## TASK PROMPT
Scan the listing for the word "نیاز" and report every line that contains it.

***

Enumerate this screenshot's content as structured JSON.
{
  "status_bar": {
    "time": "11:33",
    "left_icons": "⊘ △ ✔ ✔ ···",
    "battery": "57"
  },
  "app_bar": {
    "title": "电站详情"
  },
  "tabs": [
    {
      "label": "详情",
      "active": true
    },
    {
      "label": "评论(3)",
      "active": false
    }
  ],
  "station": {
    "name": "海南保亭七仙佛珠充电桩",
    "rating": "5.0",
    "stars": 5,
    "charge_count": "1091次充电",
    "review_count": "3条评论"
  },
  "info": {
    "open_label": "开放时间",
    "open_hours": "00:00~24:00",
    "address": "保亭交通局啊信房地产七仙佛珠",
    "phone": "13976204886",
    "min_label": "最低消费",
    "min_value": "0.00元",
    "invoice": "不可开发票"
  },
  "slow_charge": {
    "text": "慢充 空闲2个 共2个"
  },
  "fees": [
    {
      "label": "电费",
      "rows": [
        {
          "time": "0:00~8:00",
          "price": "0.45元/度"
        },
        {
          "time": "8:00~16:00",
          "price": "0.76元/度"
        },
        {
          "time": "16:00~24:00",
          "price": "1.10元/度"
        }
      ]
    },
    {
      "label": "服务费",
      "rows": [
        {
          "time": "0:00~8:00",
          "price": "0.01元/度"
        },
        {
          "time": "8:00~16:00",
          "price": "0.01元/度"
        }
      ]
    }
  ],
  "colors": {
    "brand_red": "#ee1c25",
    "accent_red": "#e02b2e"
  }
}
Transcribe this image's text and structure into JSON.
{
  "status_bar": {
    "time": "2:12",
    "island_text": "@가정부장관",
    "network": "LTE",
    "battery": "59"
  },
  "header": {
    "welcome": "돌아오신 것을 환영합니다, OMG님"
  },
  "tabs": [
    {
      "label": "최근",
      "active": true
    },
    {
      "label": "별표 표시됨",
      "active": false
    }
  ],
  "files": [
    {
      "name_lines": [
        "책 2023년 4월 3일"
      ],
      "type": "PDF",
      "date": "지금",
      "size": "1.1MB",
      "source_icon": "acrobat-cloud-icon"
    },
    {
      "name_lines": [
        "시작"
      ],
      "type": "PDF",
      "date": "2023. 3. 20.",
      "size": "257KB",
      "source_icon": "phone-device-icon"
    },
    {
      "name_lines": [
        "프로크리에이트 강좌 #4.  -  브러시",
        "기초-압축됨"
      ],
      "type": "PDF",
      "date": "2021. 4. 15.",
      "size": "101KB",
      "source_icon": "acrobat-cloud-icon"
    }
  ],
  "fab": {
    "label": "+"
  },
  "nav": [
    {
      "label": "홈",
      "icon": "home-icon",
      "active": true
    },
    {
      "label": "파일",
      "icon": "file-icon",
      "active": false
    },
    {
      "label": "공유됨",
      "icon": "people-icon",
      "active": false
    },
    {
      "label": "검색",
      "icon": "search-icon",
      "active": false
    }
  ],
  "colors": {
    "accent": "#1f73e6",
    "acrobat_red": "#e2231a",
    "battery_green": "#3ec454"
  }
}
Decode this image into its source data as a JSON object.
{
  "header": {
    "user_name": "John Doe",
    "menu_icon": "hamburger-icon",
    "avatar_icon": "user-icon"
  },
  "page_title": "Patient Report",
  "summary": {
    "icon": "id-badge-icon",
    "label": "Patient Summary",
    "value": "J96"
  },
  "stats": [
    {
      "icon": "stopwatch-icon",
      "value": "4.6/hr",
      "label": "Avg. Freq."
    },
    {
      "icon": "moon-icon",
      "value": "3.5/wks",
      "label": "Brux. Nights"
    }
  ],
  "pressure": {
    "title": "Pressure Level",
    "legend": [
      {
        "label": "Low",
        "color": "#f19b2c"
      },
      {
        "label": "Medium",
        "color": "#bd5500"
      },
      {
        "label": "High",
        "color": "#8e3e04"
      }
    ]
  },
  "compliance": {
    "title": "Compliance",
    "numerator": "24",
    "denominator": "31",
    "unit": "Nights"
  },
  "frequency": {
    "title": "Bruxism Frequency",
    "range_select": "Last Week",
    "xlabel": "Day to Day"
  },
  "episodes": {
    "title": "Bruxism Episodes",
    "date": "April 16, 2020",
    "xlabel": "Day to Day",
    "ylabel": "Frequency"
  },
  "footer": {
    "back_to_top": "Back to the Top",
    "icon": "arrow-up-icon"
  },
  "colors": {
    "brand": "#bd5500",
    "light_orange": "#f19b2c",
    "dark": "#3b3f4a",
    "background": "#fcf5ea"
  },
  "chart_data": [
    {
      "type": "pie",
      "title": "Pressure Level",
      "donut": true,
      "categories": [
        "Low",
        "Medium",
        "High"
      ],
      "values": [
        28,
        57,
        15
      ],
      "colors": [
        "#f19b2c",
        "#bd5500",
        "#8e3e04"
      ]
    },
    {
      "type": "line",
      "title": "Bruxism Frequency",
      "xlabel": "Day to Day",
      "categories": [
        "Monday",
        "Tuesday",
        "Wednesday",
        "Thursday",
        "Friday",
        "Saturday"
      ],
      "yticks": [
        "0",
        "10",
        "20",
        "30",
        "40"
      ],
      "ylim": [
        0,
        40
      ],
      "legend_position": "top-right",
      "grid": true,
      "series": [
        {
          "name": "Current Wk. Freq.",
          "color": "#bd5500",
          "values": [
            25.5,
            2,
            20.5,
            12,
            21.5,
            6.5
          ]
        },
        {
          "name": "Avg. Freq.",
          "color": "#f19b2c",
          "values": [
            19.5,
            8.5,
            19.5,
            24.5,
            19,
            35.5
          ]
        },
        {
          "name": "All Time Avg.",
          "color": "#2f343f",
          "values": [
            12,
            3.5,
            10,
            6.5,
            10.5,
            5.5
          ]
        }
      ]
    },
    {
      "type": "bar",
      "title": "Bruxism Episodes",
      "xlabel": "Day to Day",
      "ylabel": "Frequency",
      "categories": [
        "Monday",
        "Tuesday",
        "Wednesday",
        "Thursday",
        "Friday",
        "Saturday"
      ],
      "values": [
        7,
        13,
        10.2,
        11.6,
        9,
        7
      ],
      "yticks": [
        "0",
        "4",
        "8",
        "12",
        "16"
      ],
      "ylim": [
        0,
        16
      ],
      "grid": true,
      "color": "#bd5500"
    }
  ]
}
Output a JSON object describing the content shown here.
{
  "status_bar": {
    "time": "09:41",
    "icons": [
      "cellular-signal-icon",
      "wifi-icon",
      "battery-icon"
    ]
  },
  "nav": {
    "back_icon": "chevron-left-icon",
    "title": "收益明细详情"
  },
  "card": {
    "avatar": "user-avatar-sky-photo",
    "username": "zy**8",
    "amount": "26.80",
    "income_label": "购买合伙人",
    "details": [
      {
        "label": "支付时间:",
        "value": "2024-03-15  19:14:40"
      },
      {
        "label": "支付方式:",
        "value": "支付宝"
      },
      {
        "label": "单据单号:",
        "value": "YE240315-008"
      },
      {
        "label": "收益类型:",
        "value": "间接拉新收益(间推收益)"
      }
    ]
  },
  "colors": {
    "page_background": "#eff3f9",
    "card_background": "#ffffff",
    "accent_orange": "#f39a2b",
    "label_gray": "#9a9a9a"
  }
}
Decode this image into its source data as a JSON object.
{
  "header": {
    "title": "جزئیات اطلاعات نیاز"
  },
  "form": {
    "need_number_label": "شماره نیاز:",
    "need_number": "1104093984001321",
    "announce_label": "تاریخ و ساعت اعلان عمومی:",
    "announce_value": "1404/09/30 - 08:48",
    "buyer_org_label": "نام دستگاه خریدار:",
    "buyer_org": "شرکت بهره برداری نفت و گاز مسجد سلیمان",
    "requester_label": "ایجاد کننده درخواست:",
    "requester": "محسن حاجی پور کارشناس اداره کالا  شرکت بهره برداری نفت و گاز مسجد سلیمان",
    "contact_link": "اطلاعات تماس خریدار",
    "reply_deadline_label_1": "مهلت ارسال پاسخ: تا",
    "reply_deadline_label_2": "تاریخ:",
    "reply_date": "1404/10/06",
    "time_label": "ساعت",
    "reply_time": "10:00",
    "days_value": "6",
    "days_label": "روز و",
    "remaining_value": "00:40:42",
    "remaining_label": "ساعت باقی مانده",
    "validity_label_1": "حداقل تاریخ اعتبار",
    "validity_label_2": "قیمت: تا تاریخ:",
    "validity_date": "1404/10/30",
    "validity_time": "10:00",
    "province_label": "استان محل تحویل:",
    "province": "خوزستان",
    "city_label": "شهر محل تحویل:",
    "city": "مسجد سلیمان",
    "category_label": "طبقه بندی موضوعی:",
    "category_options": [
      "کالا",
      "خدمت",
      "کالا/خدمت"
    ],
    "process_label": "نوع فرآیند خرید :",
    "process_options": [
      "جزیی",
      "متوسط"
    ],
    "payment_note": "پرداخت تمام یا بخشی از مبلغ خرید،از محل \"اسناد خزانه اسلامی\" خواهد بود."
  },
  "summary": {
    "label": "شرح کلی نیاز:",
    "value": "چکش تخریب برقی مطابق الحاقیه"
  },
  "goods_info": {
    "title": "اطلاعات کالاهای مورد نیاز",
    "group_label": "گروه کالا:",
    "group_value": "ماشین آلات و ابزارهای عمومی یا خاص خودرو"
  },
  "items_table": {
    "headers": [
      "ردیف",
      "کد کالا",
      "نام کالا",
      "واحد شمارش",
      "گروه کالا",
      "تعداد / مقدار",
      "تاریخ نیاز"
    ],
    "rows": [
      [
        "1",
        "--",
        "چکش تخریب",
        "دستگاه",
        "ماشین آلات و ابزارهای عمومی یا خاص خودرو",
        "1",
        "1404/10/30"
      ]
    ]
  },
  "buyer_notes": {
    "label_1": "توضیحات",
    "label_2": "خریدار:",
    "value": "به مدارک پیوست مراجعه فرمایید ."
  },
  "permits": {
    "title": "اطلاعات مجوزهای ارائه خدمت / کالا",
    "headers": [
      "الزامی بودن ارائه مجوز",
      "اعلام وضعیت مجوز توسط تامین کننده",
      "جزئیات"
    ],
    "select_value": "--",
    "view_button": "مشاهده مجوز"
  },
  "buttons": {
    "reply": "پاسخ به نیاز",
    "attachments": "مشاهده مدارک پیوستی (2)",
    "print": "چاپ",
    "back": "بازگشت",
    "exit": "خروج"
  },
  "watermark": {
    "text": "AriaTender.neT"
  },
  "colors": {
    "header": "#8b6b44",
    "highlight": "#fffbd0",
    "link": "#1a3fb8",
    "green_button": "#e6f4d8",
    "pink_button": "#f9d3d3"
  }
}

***

## WRITTEN ANSWER
    "title": "جزئیات اطلاعات نیاز"
    "need_number_label": "شماره نیاز:",
    "label": "شرح کلی نیاز:",
    "title": "اطلاعات کالاهای مورد نیاز",
      "تاریخ نیاز"
    "reply": "پاسخ به نیاز",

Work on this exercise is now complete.